Segment Start: Provided records
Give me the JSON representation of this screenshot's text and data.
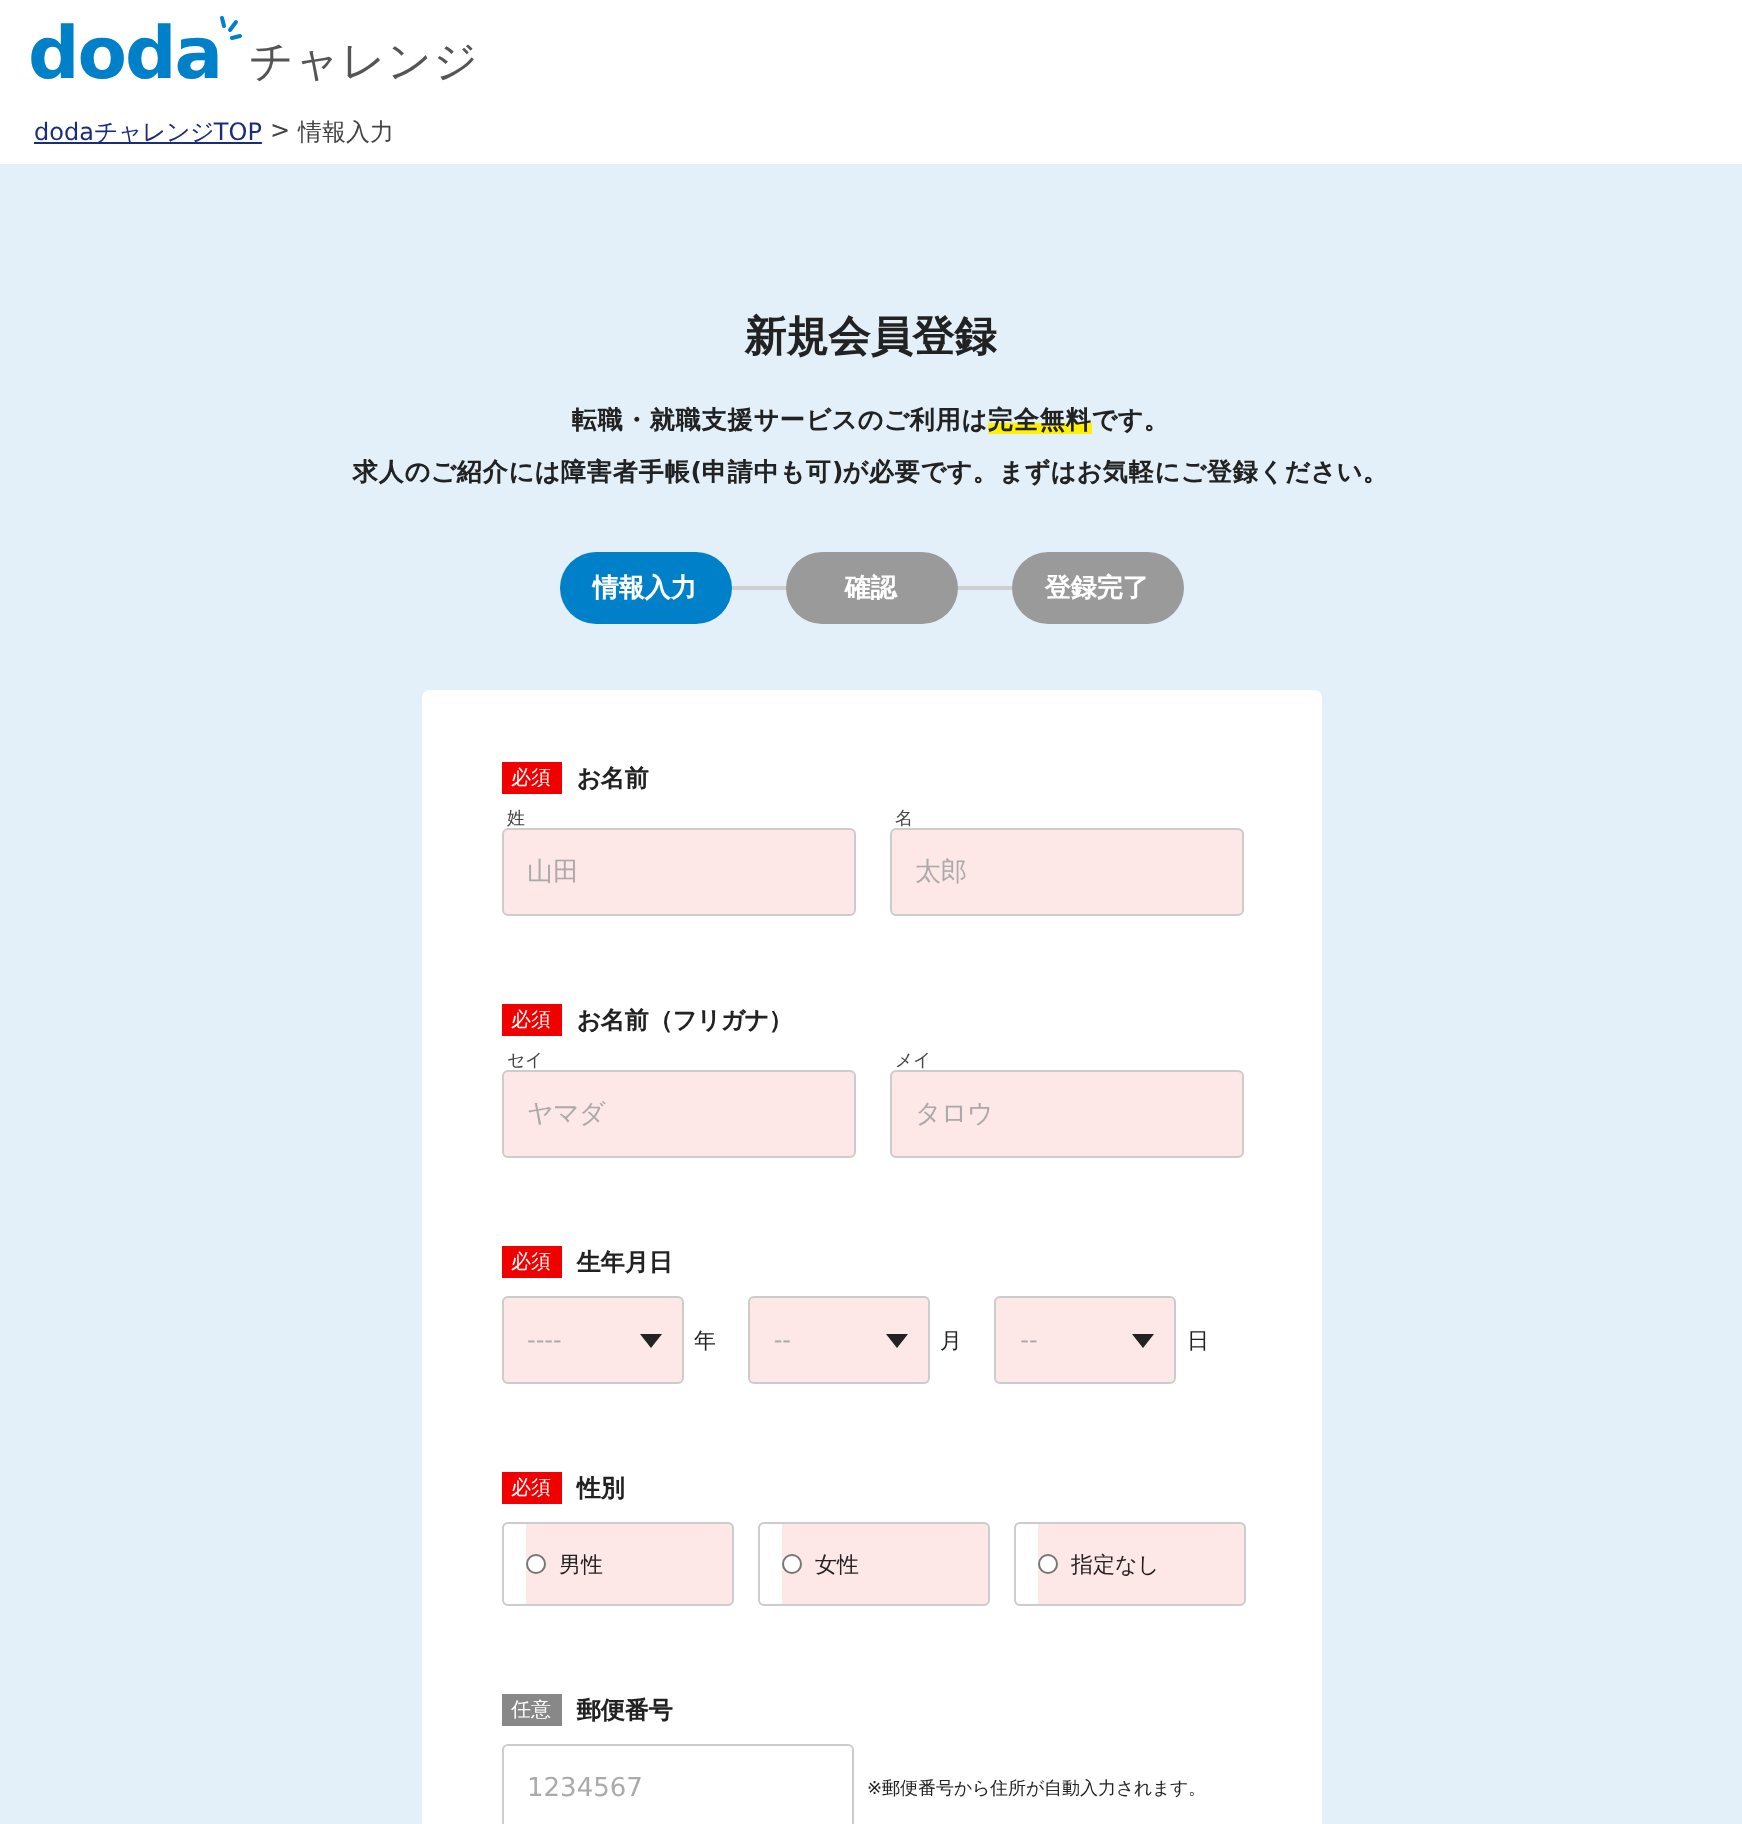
{
  "header": {
    "logo_wordmark": "doda",
    "logo_suffix": "チャレンジ",
    "breadcrumb": [
      {
        "label": "dodaチャレンジTOP",
        "link": true
      },
      {
        "label": "情報入力",
        "link": false
      }
    ],
    "breadcrumb_separator": ">"
  },
  "title": "新規会員登録",
  "intro": [
    "転職・就職支援サービスのご利用は**完全無料**です。",
    "求人のご紹介には障害者手帳(申請中も可)が必要です。まずはお気軽にご登録ください。"
  ],
  "steps": [
    {
      "label": "情報入力",
      "selected": true
    },
    {
      "label": "確認",
      "selected": false
    },
    {
      "label": "登録完了",
      "selected": false
    }
  ],
  "sections": [
    {
      "kind": "text_pair",
      "badge": "必須",
      "required": true,
      "label": "お名前",
      "fields": [
        {
          "caption": "姓",
          "placeholder": "山田"
        },
        {
          "caption": "名",
          "placeholder": "太郎"
        }
      ]
    },
    {
      "kind": "text_pair",
      "badge": "必須",
      "required": true,
      "label": "お名前（フリガナ）",
      "fields": [
        {
          "caption": "セイ",
          "placeholder": "ヤマダ"
        },
        {
          "caption": "メイ",
          "placeholder": "タロウ"
        }
      ]
    },
    {
      "kind": "date",
      "badge": "必須",
      "required": true,
      "label": "生年月日",
      "selects": [
        {
          "value": "----",
          "unit": "年"
        },
        {
          "value": "--",
          "unit": "月"
        },
        {
          "value": "--",
          "unit": "日"
        }
      ]
    },
    {
      "kind": "radio",
      "badge": "必須",
      "required": true,
      "label": "性別",
      "options": [
        {
          "label": "男性",
          "selected": false
        },
        {
          "label": "女性",
          "selected": false
        },
        {
          "label": "指定なし",
          "selected": false
        }
      ]
    },
    {
      "kind": "zip",
      "badge": "任意",
      "required": false,
      "label": "郵便番号",
      "placeholder": "1234567",
      "note": "※郵便番号から住所が自動入力されます。"
    }
  ]
}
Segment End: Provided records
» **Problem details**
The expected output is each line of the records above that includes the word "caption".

» **Result of this task**
          "caption": "姓",
          "caption": "名",
          "caption": "セイ",
          "caption": "メイ",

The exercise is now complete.